Part I: Integrating Difference
1. Comparative Xenophobia
2. South African Perspectives on Xenophobia
3. Youth Voices
4. Falling from Grace
Part II: Variations of Migration Policies: Africa, Germany, and Canada
5. Settler Colonialism
6. Xenophobia in Germany
7. Multicultural Canada as an Alternative?
Part III: Political Literacy
8. Xenophobia and Political Literacy
9. Theorizing Xenophobia
Conclusion: Alternatives and Global Trends
Heribert Adam is Professor Emeritus of Sociology at Simon Fraser University in Vancouver. Educated at the Frankfurt School of Critical Theory, he has published extensively on comparative ethnic conflicts and peacemaking, particularly socio-political developments in South Africa. He was awarded the 1998 Konrad Adenauer Prize of the Alexander von Humboldt Foundation and elected Fellow of the Royal Society of Canada. He is the co-author of Seeking Mandela: Peacemaking Between Israelis and Palestinians (Temple).
Kogila Moodley is Professor Emerita, Educational Studies at the University of British Columbia, where she was the first holder of the David Lam Chair. Raised in the Indian community of apartheid South Africa, her research is focused on critical multiculturalism, anti-racism education and citizenship. She has served as President of the International Sociological Association’s Research Committee on Racism, Nationalism, and Ethnic Relations. She is the co-author of Seeking Mandela .
In the series
Politics, History, and Social Change, edited by John C. Torpey.

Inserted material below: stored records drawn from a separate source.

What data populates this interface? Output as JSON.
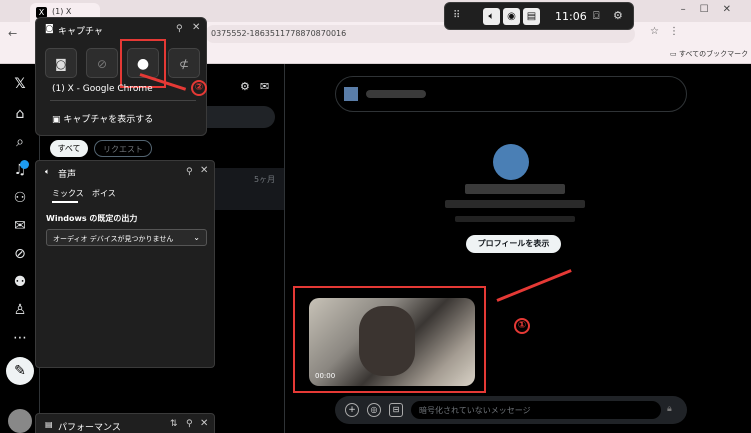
{
  "browser": {
    "tab_title": "(1) X",
    "tab_favicon": "X",
    "url_fragment": "0375552-1863511778870870016",
    "bookmarks_label": "すべてのブックマーク"
  },
  "gamebar_top": {
    "time": "11:06"
  },
  "capture_widget": {
    "title": "キャプチャ",
    "target": "(1) X - Google Chrome",
    "show_captures": "キャプチャを表示する",
    "step_marker": "②"
  },
  "audio_widget": {
    "title": "音声",
    "tabs": [
      "ミックス",
      "ボイス"
    ],
    "output_label": "Windows の既定の出力",
    "output_value": "オーディオ デバイスが見つかりません"
  },
  "performance_widget": {
    "title": "パフォーマンス"
  },
  "messages": {
    "filters": [
      "すべて",
      "リクエスト"
    ],
    "time_ago": "5ヶ月"
  },
  "conversation": {
    "view_profile": "プロフィールを表示",
    "video_timestamp": "00:00",
    "step_marker": "①",
    "composer_placeholder": "暗号化されていないメッセージ"
  },
  "colors": {
    "annotation_red": "#e53935",
    "x_blue": "#1d9bf0"
  }
}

This series will disseminate serious works that analyze the social changes that have transformed our world during the twentieth century and beyond. The main topics to be addressed include international migration; human rights; the political uses of history; the past and future of the nation-state; decolonization and the legacy of imperialism; and global inequality. The series will also translate into English outstanding works by scholars writing in other languages.